Machinery of Every Description 
Engines of All Makes 

THE above list is only a mere suggestion of the enormity of our stock and our position 
to furnish you with almost everything in every line of Merchandise, and the prices 
that we quote on this material are all wonderfully low. Be sure to get this Catalog 
and go through it carefully; it will pay you. Remember, the greater part of all our 
material is purchased throughout the country from Sheriffs' and Receivers' Sales, fol- 
lowing business disasters throughout the country, and this accounts for our being able 
to offer you such wonderfully Low Prices. o£ o£ o£ j£ o£ o£ o# 



T1THY put up with the endless annoyances of old time methods when you can just 
" as well install one of these modern outfits in your home at such a reasonable cost. 

Put the air pressure tank in your basement, connect the pump up with your weli 
, and with a tank connect the air pump, and the outfit is complete. Simph/and im- 
possible for it to set out of order.
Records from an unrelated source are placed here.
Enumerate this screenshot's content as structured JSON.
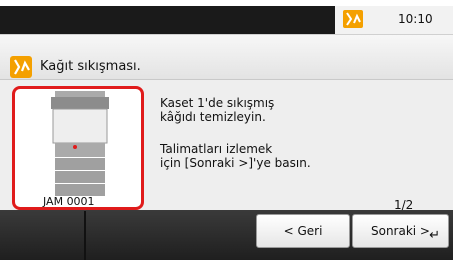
{
  "status_bar": {
    "time": "10:10"
  },
  "header": {
    "title": "Kağıt sıkışması."
  },
  "image": {
    "caption": "JAM 0001"
  },
  "message": {
    "line1": "Kaset 1'de sıkışmış",
    "line2": "kâğıdı temizleyin.",
    "line3": "Talimatları izlemek",
    "line4": "için [Sonraki >]'ye basın."
  },
  "pagination": {
    "page": "1/2"
  },
  "buttons": {
    "back": "< Geri",
    "next": "Sonraki >"
  },
  "colors": {
    "accent": "#f4a000",
    "highlight": "#e01b1b"
  }
}
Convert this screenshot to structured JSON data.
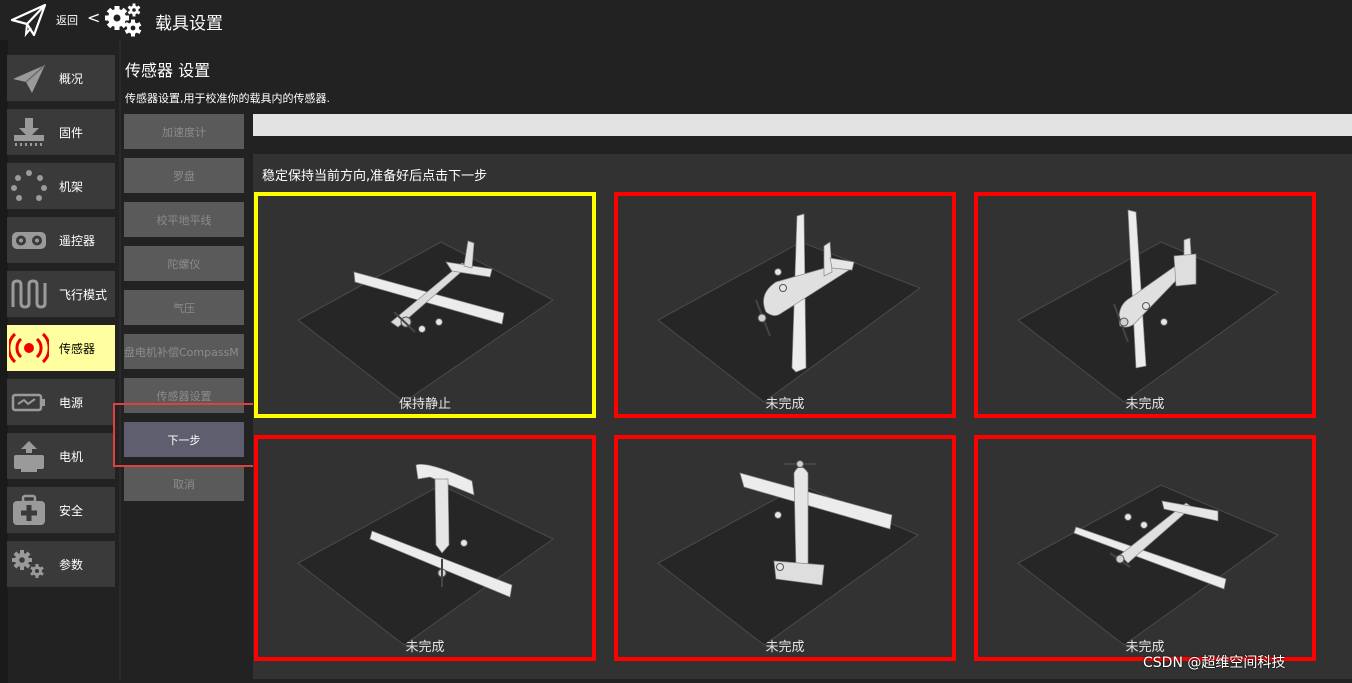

The water will be kept cool in summer and you 
will never have trouble with it freezing in the winter, as is the case with an elevated 
tank system standing out doors. 

With one of these outfits you can have every modern convenience of a complete 
modern bath-room outfit, in your home and running water under full pressure any 
place you wish to carry the piping. You can run a pipe to the outside sill of your 
house and put. on a sill cock to/ lawn sprinkling, and have every convenience that is 
to be had in a modern city home. Ten minutes' pumping each day fulfills all average 
requirements for a:i ordinary family. 


at your command in any part of your house for instant use. Complete plans and in- 
structions furnished with each outfit. Any ordinary mechanic can install it; experi- 
ence unnecessary. 

Why not install one of these systems at once. We will guarantee to make you a 
very low price, on the complete outfit. We warrant these systems to be equal or 
superior to any system on the market at the present time. 


Do not let the very low prices that we are quoting on these outfits give you the 
impression that they are not of high grade material and workmanship in every way. 
We back them against any similar outfits on the market at the present time, both as 
to their workmanship and quality, etc., and they will give you just as good' satisfac- 
tion in every way as any of the higher priced outfits on the market. 


Send us a complete sketch of your house at once ex- 
plaining the conditions, and if vou have a deep well to 
pump from, it will he necessary for us to figUr'e on a 
special pump for the purpose, ami let lis know where vou 
can best place the air pressure tank; how far the well is 
from the house and how many fixtures vou want to sup- 
ply water to, ete. On receipt of this information, we will 
be able 10 figure up a complete outfit for vou and we will 
guarantee to save you money. 


We can fit you out complete with a gasoline driven 
outfit with the most modern and up-to-date engine and 
pumping equipment manufactured. One that will give 
you absolute satisfaction in every way, and thus do away 
entirely with the necessity of any pumping by hand 
whatever, bun ply start the engine and let it run for 
about 4 or 5 minutes; then shut it down and you will 
gave an abundant supply of water sufficient to 'last 2 or 
d nays. No manual labor whatever required. 

We are in a position to furnish these outfits from the 
smallest to the largest size. Every tank guaranteed ab- 
solutely brand new and perfect, air tight and of the 
mgnesl grade of material and workmanship. We furnish 
these outfits complete with all Gauges, Valves, etc and 
with our complete instructions which we furnish" with 
each outfit you will have n o trouble whatever in getting 
it set up without a hitch. 

Write at once for prices. — . Price for this